"Through faith in his blood." There is no salvation apart from the shedding of blood. "And almost all things are by the law purged with blood; and without shedding of blood is no remission" (Heb. 9:22). Christ's blood witnesses that a life has been laid down — a substitutionary sacrifice.

Believe it or not, some denominations today are removing references to blood from their hymnals and prayer books because they consider this a first century concept not necessary for the scientific twentieth century.

"There is a fountain filled with blood,
Drawn from Immanuel's veins;
And sinners plunged beneath that flood,
Lose all their guilty stains.

The dying thief rejoiced to see
That fountain in his day;
And there may I, though vile as he,
Wash all my sins away.

Dear dying Lamb, Thy precious blood,
Shall never lose its power
Till all the ransomed church of God
Be saved to sin no more.

E'er since by faith I saw the stream
Thy flowing wounds supply,
Redeeming love has been my theme,
And shall be till I die."

"To declare his righteousness for the remission of sins that are past, through the forebearance of God." One might ask, "What provision did God have for sin before the death of Christ, for a righteous God must judge sin?" In the Old Testament sin was simply covered, not taken away. It was Christ's death that made the final atonement for sin. All Old Testament sacrifices pointed forward to the Lamb of God Jesus Christ who would be the perfect sacrifice for sin, and all Old Testament sacrifices depended on Christ's then future sacrifice for their effectiveness.


"To declare, I say, at this time his righteousness." God has made a declaration to all the world of his righteousness at the cross. In the death of Christ, God has solved the sin problem!

"That he might be just." A holy, righteous God must judge sin and the sinner or he cannot be God. He is absolutely just in judging sin and the sinner!

"And the justifier." In love, God devised a way in which he could justify men, declaring them righteous.
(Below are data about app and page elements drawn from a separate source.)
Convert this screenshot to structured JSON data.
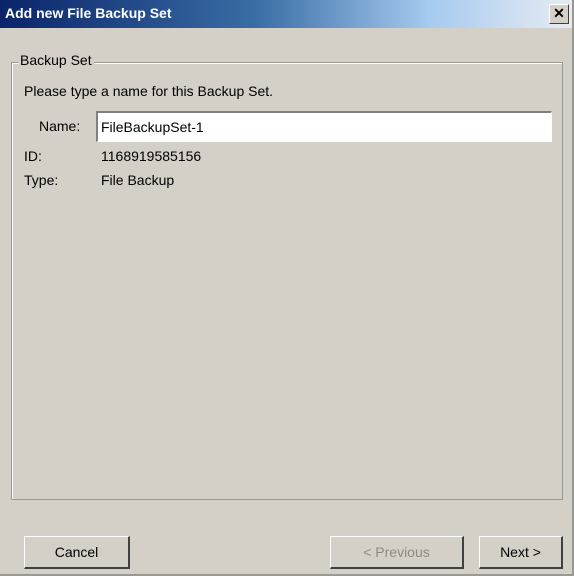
{
  "window": {
    "title": "Add new File Backup Set",
    "close_glyph": "✕",
    "close_icon": "close-icon"
  },
  "group": {
    "legend": "Backup Set",
    "prompt": "Please type a name for this Backup Set.",
    "name_label": "Name:",
    "name_value": "FileBackupSet-1",
    "id_label": "ID:",
    "id_value": "1168919585156",
    "type_label": "Type:",
    "type_value": "File Backup"
  },
  "buttons": {
    "cancel": "Cancel",
    "previous": "< Previous",
    "next": "Next >"
  },
  "colors": {
    "title_bar_start": "#0a246a",
    "dialog_face": "#d4d0c8",
    "disabled_text": "#8c8a85"
  }
}
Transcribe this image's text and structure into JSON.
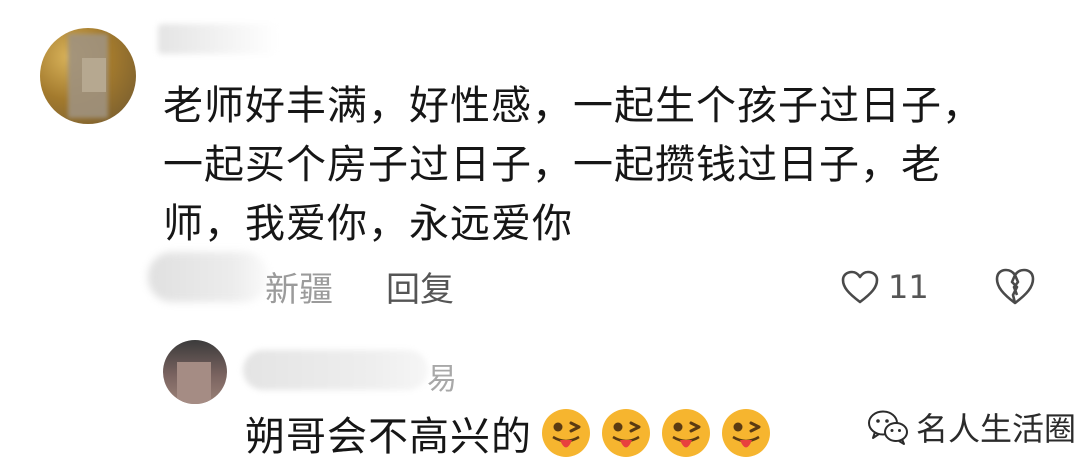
{
  "comment": {
    "text": "老师好丰满，好性感，一起生个孩子过日子，一起买个房子过日子，一起攒钱过日子，老师，我爱你，永远爱你",
    "location": "新疆",
    "reply_label": "回复",
    "likes": "11"
  },
  "reply": {
    "username_visible": "易",
    "text": "朔哥会不高兴的",
    "emojis": [
      "tongue-wink-emoji",
      "tongue-wink-emoji",
      "tongue-wink-emoji",
      "tongue-wink-emoji"
    ]
  },
  "watermark": {
    "text": "名人生活圈",
    "icon": "wechat-icon"
  },
  "colors": {
    "text": "#161616",
    "muted": "#9b9b9b",
    "emoji_face": "#f6b52f",
    "emoji_tongue": "#e8413e"
  }
}
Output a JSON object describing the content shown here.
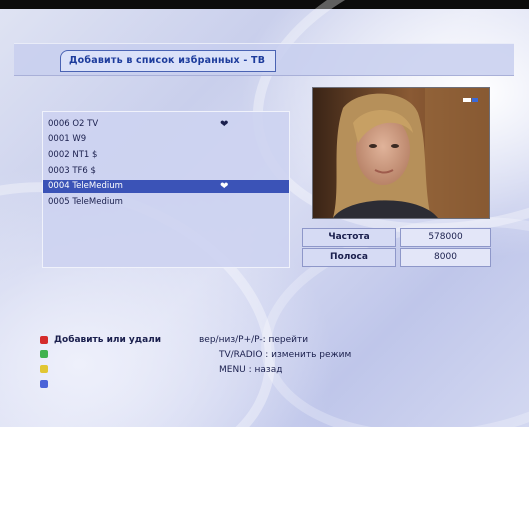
{
  "title": "Добавить в список избранных - TB",
  "channels": [
    {
      "label": "0006 O2 TV",
      "fav": true
    },
    {
      "label": "0001 W9",
      "fav": false
    },
    {
      "label": "0002 NT1 $",
      "fav": false
    },
    {
      "label": "0003 TF6 $",
      "fav": false
    },
    {
      "label": "0004 TeleMedium",
      "fav": true,
      "selected": true
    },
    {
      "label": "0005 TeleMedium",
      "fav": false
    }
  ],
  "info": {
    "freq_label": "Частота",
    "freq_value": "578000",
    "band_label": "Полоса",
    "band_value": "8000"
  },
  "help": {
    "red_text": "Добавить или удали",
    "nav_text": "вер/низ/P+/P-: перейти",
    "mode_text": "TV/RADIO : изменить режим",
    "menu_text": "MENU : назад"
  },
  "colors": {
    "selected_row": "#3b53b7",
    "red_key": "#d42b2b",
    "green_key": "#3fb24f",
    "yellow_key": "#e1c633",
    "blue_key": "#4a63d8"
  },
  "icons": {
    "favorite": "heart-icon"
  }
}
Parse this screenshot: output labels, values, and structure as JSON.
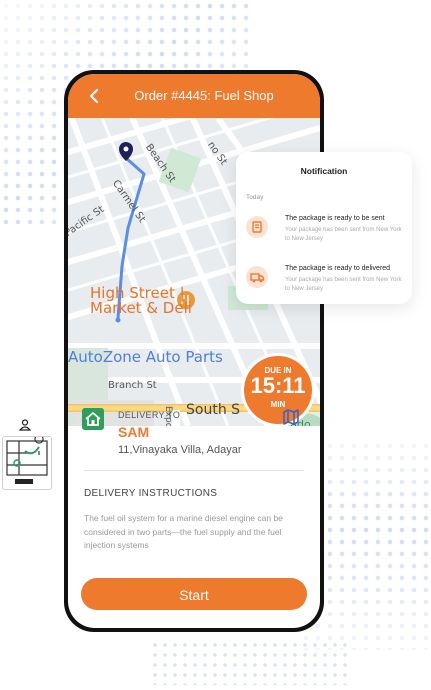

His solution was that in the death of Christ for sin God poured out his wrath on Christ, who did not deserve it, instead of on sinners, who most certainly did and do deserve it. Through the death of Christ, one can receive forgiveness of sins and be declared righteous so as never again to stand under the wrath of God.

"Of him which believeth in Jesus." Christ's death is only effective for those who believe in him, that is, to those who trust and commit (abandon) themselves to him alone as personal Saviour and Lord.